● **Work order**
Find the string "title" in the data, then copy every line where it is found.

Entries from a dataset of interfaces:
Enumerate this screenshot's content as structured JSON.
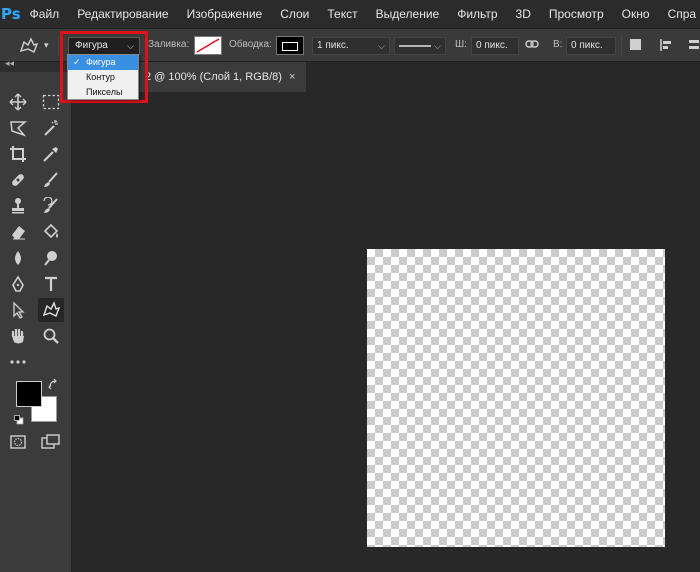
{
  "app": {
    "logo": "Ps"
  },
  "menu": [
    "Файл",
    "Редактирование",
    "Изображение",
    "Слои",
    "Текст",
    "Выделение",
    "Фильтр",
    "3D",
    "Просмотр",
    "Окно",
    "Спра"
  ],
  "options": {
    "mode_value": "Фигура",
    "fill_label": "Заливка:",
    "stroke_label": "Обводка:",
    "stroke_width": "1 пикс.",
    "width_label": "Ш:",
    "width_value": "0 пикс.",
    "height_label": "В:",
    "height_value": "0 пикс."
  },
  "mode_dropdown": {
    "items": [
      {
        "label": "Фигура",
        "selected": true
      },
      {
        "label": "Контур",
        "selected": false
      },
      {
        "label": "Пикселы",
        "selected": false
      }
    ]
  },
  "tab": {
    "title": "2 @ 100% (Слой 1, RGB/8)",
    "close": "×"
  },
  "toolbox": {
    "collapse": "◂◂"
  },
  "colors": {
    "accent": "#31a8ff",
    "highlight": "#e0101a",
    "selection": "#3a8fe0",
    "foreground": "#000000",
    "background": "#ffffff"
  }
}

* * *

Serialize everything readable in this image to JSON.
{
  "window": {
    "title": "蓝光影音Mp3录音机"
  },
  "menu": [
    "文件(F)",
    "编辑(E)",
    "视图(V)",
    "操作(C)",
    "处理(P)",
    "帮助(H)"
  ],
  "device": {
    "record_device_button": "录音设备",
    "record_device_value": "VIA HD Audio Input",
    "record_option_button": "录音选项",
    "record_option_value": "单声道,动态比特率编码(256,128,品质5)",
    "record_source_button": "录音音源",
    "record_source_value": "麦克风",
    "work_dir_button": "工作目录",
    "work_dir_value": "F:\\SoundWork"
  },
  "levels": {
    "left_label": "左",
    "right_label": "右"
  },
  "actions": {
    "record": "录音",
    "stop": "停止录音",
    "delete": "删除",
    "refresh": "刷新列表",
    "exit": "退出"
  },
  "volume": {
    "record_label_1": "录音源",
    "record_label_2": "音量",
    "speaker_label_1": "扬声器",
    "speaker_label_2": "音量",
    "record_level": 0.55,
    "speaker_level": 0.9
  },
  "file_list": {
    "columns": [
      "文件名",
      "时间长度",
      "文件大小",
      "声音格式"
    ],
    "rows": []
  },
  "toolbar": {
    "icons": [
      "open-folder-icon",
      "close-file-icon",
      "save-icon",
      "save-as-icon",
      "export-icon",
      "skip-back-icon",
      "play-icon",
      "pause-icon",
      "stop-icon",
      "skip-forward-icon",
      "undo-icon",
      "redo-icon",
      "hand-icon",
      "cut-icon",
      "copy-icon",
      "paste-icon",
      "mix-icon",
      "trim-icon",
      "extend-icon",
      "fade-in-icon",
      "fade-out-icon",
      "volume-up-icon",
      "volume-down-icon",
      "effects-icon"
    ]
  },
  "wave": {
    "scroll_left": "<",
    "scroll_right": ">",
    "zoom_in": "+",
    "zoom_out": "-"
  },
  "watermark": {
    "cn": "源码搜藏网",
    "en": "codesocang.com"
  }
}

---

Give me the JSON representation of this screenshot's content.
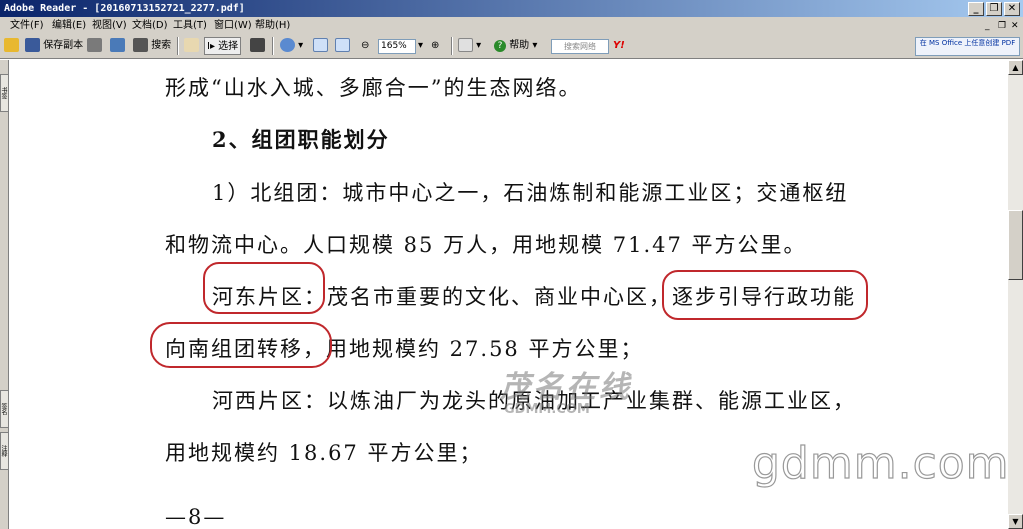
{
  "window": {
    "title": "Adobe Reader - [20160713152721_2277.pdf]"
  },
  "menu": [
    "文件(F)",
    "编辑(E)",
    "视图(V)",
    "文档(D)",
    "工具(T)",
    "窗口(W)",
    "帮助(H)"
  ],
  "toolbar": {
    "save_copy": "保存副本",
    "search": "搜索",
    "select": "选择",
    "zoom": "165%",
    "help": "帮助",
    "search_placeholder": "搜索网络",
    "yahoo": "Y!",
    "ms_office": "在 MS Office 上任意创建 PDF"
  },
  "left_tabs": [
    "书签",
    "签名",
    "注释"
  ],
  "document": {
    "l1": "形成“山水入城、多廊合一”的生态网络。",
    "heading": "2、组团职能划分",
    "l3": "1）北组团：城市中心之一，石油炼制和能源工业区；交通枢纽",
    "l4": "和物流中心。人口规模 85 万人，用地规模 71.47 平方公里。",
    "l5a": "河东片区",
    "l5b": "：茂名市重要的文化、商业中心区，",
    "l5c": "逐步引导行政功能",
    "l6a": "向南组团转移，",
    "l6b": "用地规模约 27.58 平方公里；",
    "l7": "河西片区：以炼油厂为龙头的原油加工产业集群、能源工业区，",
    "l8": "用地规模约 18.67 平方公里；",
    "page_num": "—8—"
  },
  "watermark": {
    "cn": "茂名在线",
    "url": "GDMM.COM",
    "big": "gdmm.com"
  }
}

● **Response to the exercise**
    "title": "2 @ 100% (Слой 1, RGB/8)",
    "title": "蓝光影音Mp3录音机"
    "title": "Adobe Reader - [20160713152721_2277.pdf]"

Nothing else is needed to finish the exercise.